## PROBLEM DETAILS
Copy all the records word for word, apart from any pictures.

+++ GIVEN ENTRIES +++

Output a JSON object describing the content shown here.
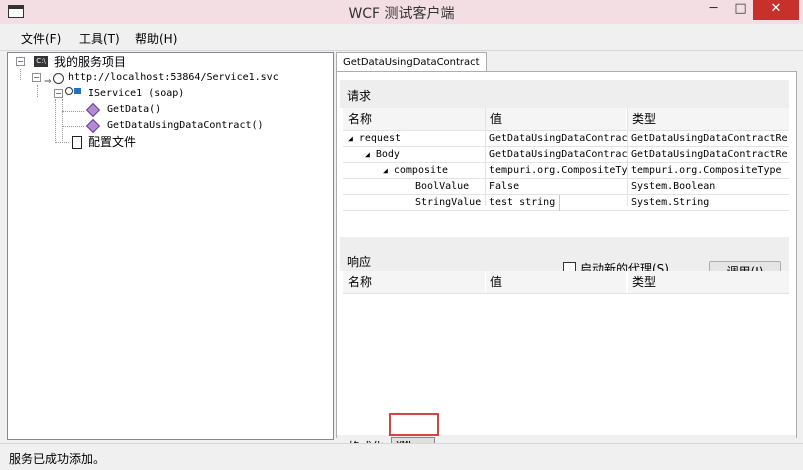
{
  "window": {
    "title": "WCF 测试客户端",
    "min_glyph": "─",
    "max_glyph": "□",
    "close_glyph": "✕"
  },
  "menu": {
    "file": "文件(F)",
    "tools": "工具(T)",
    "help": "帮助(H)"
  },
  "tree": {
    "root": "我的服务项目",
    "endpoint": "http://localhost:53864/Service1.svc",
    "contract": "IService1 (soap)",
    "op1": "GetData()",
    "op2": "GetDataUsingDataContract()",
    "config": "配置文件"
  },
  "tab": {
    "label": "GetDataUsingDataContract"
  },
  "request": {
    "heading": "请求",
    "columns": [
      "名称",
      "值",
      "类型"
    ],
    "rows": [
      {
        "name": "request",
        "value": "GetDataUsingDataContract",
        "type": "GetDataUsingDataContractRe"
      },
      {
        "name": "Body",
        "value": "GetDataUsingDataContract",
        "type": "GetDataUsingDataContractRe"
      },
      {
        "name": "composite",
        "value": "tempuri.org.CompositeTyp",
        "type": "tempuri.org.CompositeType"
      },
      {
        "name": "BoolValue",
        "value": "False",
        "type": "System.Boolean"
      },
      {
        "name": "StringValue",
        "value": "test string",
        "type": "System.String"
      }
    ]
  },
  "response": {
    "heading": "响应",
    "columns": [
      "名称",
      "值",
      "类型"
    ],
    "new_proxy_label": "启动新的代理(S)",
    "invoke_label": "调用(I)"
  },
  "bottom_tabs": {
    "formatted": "格式化",
    "xml": "XML"
  },
  "status": {
    "text": "服务已成功添加。"
  },
  "colors": {
    "titlebar": "#f3dfe3",
    "close": "#c7302b",
    "highlight": "#d9443f"
  }
}
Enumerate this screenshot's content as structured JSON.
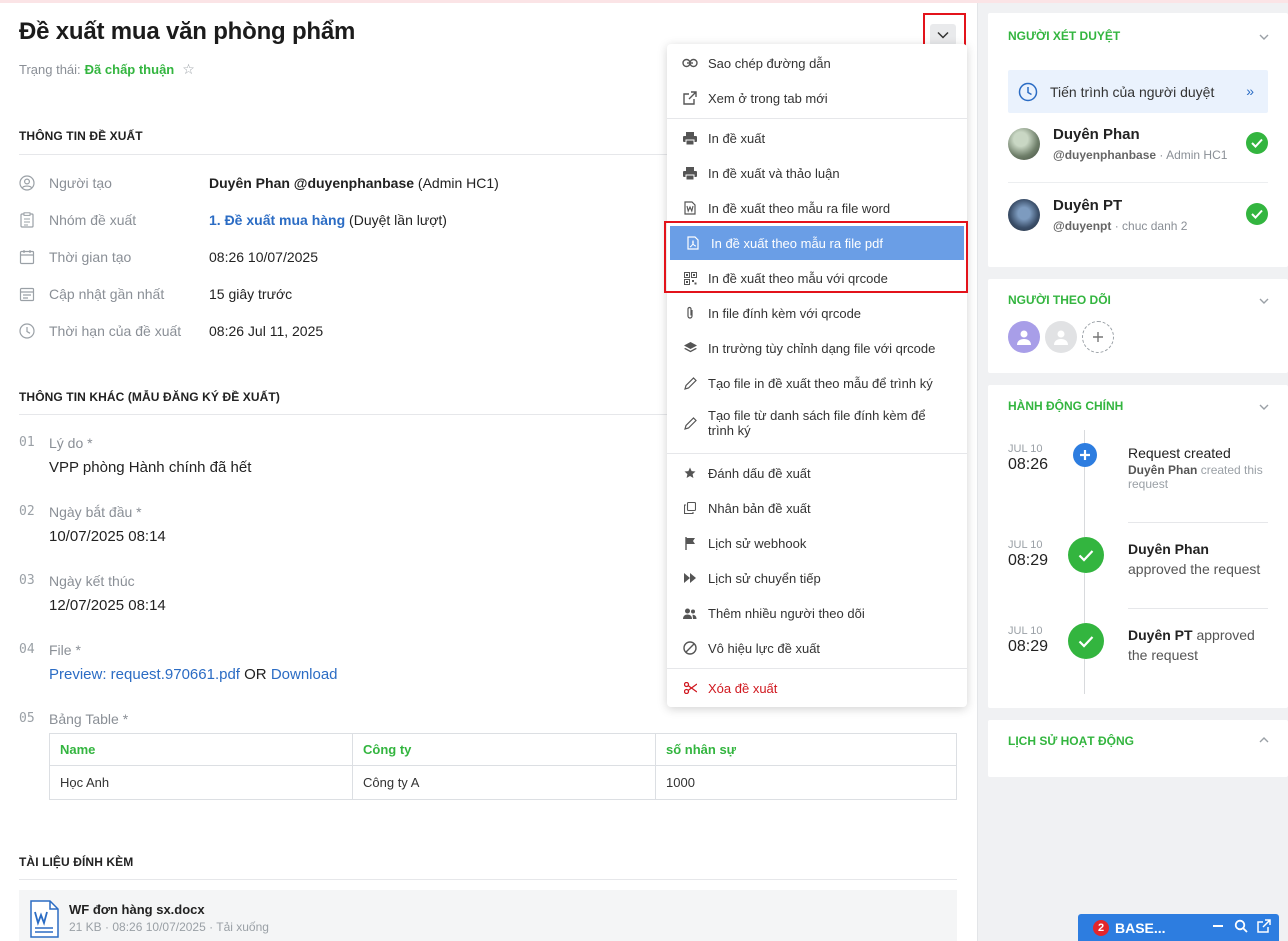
{
  "header": {
    "title": "Đề xuất mua văn phòng phẩm",
    "status_label": "Trạng thái:",
    "status_value": "Đã chấp thuận"
  },
  "sections": {
    "info_title": "THÔNG TIN ĐỀ XUẤT",
    "other_title": "THÔNG TIN KHÁC (MẪU ĐĂNG KÝ ĐỀ XUẤT)",
    "attach_title": "TÀI LIỆU ĐÍNH KÈM"
  },
  "info": {
    "creator_label": "Người tạo",
    "creator_name": "Duyên Phan @duyenphanbase",
    "creator_role": " (Admin HC1)",
    "group_label": "Nhóm đề xuất",
    "group_link": "1. Đề xuất mua hàng",
    "group_mode": " (Duyệt lần lượt)",
    "created_label": "Thời gian tạo",
    "created_value": "08:26 10/07/2025",
    "updated_label": "Cập nhật gần nhất",
    "updated_value": "15 giây trước",
    "deadline_label": "Thời hạn của đề xuất",
    "deadline_value": "08:26 Jul 11, 2025"
  },
  "fields": [
    {
      "num": "01",
      "label": "Lý do *",
      "value": "VPP phòng Hành chính đã hết"
    },
    {
      "num": "02",
      "label": "Ngày bắt đầu *",
      "value": "10/07/2025 08:14"
    },
    {
      "num": "03",
      "label": "Ngày kết thúc",
      "value": "12/07/2025 08:14"
    },
    {
      "num": "04",
      "label": "File *",
      "preview": "Preview: request.970661.pdf",
      "or": " OR ",
      "download": "Download"
    },
    {
      "num": "05",
      "label": "Bảng Table *"
    }
  ],
  "table": {
    "headers": [
      "Name",
      "Công ty",
      "số nhân sự"
    ],
    "rows": [
      [
        "Học Anh",
        "Công ty A",
        "1000"
      ]
    ]
  },
  "attachment": {
    "name": "WF đơn hàng sx.docx",
    "meta": "21 KB · 08:26 10/07/2025 · ",
    "download": "Tải xuống"
  },
  "menu": {
    "items": [
      "Sao chép đường dẫn",
      "Xem ở trong tab mới",
      "In đề xuất",
      "In đề xuất và thảo luận",
      "In đề xuất theo mẫu ra file word",
      "In đề xuất theo mẫu ra file pdf",
      "In đề xuất theo mẫu với qrcode",
      "In file đính kèm với qrcode",
      "In trường tùy chỉnh dạng file với qrcode",
      "Tạo file in đề xuất theo mẫu để trình ký",
      "Tạo file từ danh sách file đính kèm để trình ký",
      "Đánh dấu đề xuất",
      "Nhân bản đề xuất",
      "Lịch sử webhook",
      "Lịch sử chuyển tiếp",
      "Thêm nhiều người theo dõi",
      "Vô hiệu lực đề xuất",
      "Xóa đề xuất"
    ],
    "active_index": 5
  },
  "approvers": {
    "title": "NGƯỜI XÉT DUYỆT",
    "progress_label": "Tiến trình của người duyệt",
    "list": [
      {
        "name": "Duyên Phan",
        "handle": "@duyenphanbase",
        "role": " · Admin HC1"
      },
      {
        "name": "Duyên PT",
        "handle": "@duyenpt",
        "role": " · chuc danh 2"
      }
    ]
  },
  "followers": {
    "title": "NGƯỜI THEO DÕI"
  },
  "actions": {
    "title": "HÀNH ĐỘNG CHÍNH",
    "items": [
      {
        "date": "JUL 10",
        "time": "08:26",
        "title": "Request created",
        "actor": "Duyên Phan",
        "rest": " created this request"
      },
      {
        "date": "JUL 10",
        "time": "08:29",
        "actor": "Duyên Phan",
        "rest": "approved the request"
      },
      {
        "date": "JUL 10",
        "time": "08:29",
        "actor": "Duyên PT",
        "rest": " approved the request"
      }
    ]
  },
  "history": {
    "title": "LỊCH SỬ HOẠT ĐỘNG"
  },
  "chat": {
    "badge": "2",
    "label": "BASE..."
  },
  "colors": {
    "accent_green": "#33b53f",
    "link_blue": "#2b6cc4",
    "menu_active": "#6a9ee6",
    "danger": "#d0181f",
    "highlight_red": "#e3131b"
  }
}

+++

## EXPECTED ANSWER
Output a JSON object describing the content shown here.
{
  "window": {
    "title": "WCF 测试客户端",
    "min_glyph": "─",
    "max_glyph": "□",
    "close_glyph": "✕"
  },
  "menu": {
    "file": "文件(F)",
    "tools": "工具(T)",
    "help": "帮助(H)"
  },
  "tree": {
    "root": "我的服务项目",
    "endpoint": "http://localhost:53864/Service1.svc",
    "contract": "IService1 (soap)",
    "op1": "GetData()",
    "op2": "GetDataUsingDataContract()",
    "config": "配置文件"
  },
  "tab": {
    "label": "GetDataUsingDataContract"
  },
  "request": {
    "heading": "请求",
    "columns": [
      "名称",
      "值",
      "类型"
    ],
    "rows": [
      {
        "name": "request",
        "value": "GetDataUsingDataContract",
        "type": "GetDataUsingDataContractRe"
      },
      {
        "name": "Body",
        "value": "GetDataUsingDataContract",
        "type": "GetDataUsingDataContractRe"
      },
      {
        "name": "composite",
        "value": "tempuri.org.CompositeTyp",
        "type": "tempuri.org.CompositeType"
      },
      {
        "name": "BoolValue",
        "value": "False",
        "type": "System.Boolean"
      },
      {
        "name": "StringValue",
        "value": "test string",
        "type": "System.String"
      }
    ]
  },
  "response": {
    "heading": "响应",
    "columns": [
      "名称",
      "值",
      "类型"
    ],
    "new_proxy_label": "启动新的代理(S)",
    "invoke_label": "调用(I)"
  },
  "bottom_tabs": {
    "formatted": "格式化",
    "xml": "XML"
  },
  "status": {
    "text": "服务已成功添加。"
  },
  "colors": {
    "titlebar": "#f3dfe3",
    "close": "#c7302b",
    "highlight": "#d9443f"
  }
}
Enumerate this screenshot's content as structured JSON.
{
  "header": {
    "title": "Đề xuất mua văn phòng phẩm",
    "status_label": "Trạng thái:",
    "status_value": "Đã chấp thuận"
  },
  "sections": {
    "info_title": "THÔNG TIN ĐỀ XUẤT",
    "other_title": "THÔNG TIN KHÁC (MẪU ĐĂNG KÝ ĐỀ XUẤT)",
    "attach_title": "TÀI LIỆU ĐÍNH KÈM"
  },
  "info": {
    "creator_label": "Người tạo",
    "creator_name": "Duyên Phan @duyenphanbase",
    "creator_role": " (Admin HC1)",
    "group_label": "Nhóm đề xuất",
    "group_link": "1. Đề xuất mua hàng",
    "group_mode": " (Duyệt lần lượt)",
    "created_label": "Thời gian tạo",
    "created_value": "08:26 10/07/2025",
    "updated_label": "Cập nhật gần nhất",
    "updated_value": "15 giây trước",
    "deadline_label": "Thời hạn của đề xuất",
    "deadline_value": "08:26 Jul 11, 2025"
  },
  "fields": [
    {
      "num": "01",
      "label": "Lý do *",
      "value": "VPP phòng Hành chính đã hết"
    },
    {
      "num": "02",
      "label": "Ngày bắt đầu *",
      "value": "10/07/2025 08:14"
    },
    {
      "num": "03",
      "label": "Ngày kết thúc",
      "value": "12/07/2025 08:14"
    },
    {
      "num": "04",
      "label": "File *",
      "preview": "Preview: request.970661.pdf",
      "or": " OR ",
      "download": "Download"
    },
    {
      "num": "05",
      "label": "Bảng Table *"
    }
  ],
  "table": {
    "headers": [
      "Name",
      "Công ty",
      "số nhân sự"
    ],
    "rows": [
      [
        "Học Anh",
        "Công ty A",
        "1000"
      ]
    ]
  },
  "attachment": {
    "name": "WF đơn hàng sx.docx",
    "meta": "21 KB · 08:26 10/07/2025 · ",
    "download": "Tải xuống"
  },
  "menu": {
    "items": [
      "Sao chép đường dẫn",
      "Xem ở trong tab mới",
      "In đề xuất",
      "In đề xuất và thảo luận",
      "In đề xuất theo mẫu ra file word",
      "In đề xuất theo mẫu ra file pdf",
      "In đề xuất theo mẫu với qrcode",
      "In file đính kèm với qrcode",
      "In trường tùy chỉnh dạng file với qrcode",
      "Tạo file in đề xuất theo mẫu để trình ký",
      "Tạo file từ danh sách file đính kèm để trình ký",
      "Đánh dấu đề xuất",
      "Nhân bản đề xuất",
      "Lịch sử webhook",
      "Lịch sử chuyển tiếp",
      "Thêm nhiều người theo dõi",
      "Vô hiệu lực đề xuất",
      "Xóa đề xuất"
    ],
    "active_index": 5
  },
  "approvers": {
    "title": "NGƯỜI XÉT DUYỆT",
    "progress_label": "Tiến trình của người duyệt",
    "list": [
      {
        "name": "Duyên Phan",
        "handle": "@duyenphanbase",
        "role": " · Admin HC1"
      },
      {
        "name": "Duyên PT",
        "handle": "@duyenpt",
        "role": " · chuc danh 2"
      }
    ]
  },
  "followers": {
    "title": "NGƯỜI THEO DÕI"
  },
  "actions": {
    "title": "HÀNH ĐỘNG CHÍNH",
    "items": [
      {
        "date": "JUL 10",
        "time": "08:26",
        "title": "Request created",
        "actor": "Duyên Phan",
        "rest": " created this request"
      },
      {
        "date": "JUL 10",
        "time": "08:29",
        "actor": "Duyên Phan",
        "rest": "approved the request"
      },
      {
        "date": "JUL 10",
        "time": "08:29",
        "actor": "Duyên PT",
        "rest": " approved the request"
      }
    ]
  },
  "history": {
    "title": "LỊCH SỬ HOẠT ĐỘNG"
  },
  "chat": {
    "badge": "2",
    "label": "BASE..."
  },
  "colors": {
    "accent_green": "#33b53f",
    "link_blue": "#2b6cc4",
    "menu_active": "#6a9ee6",
    "danger": "#d0181f",
    "highlight_red": "#e3131b"
  }
}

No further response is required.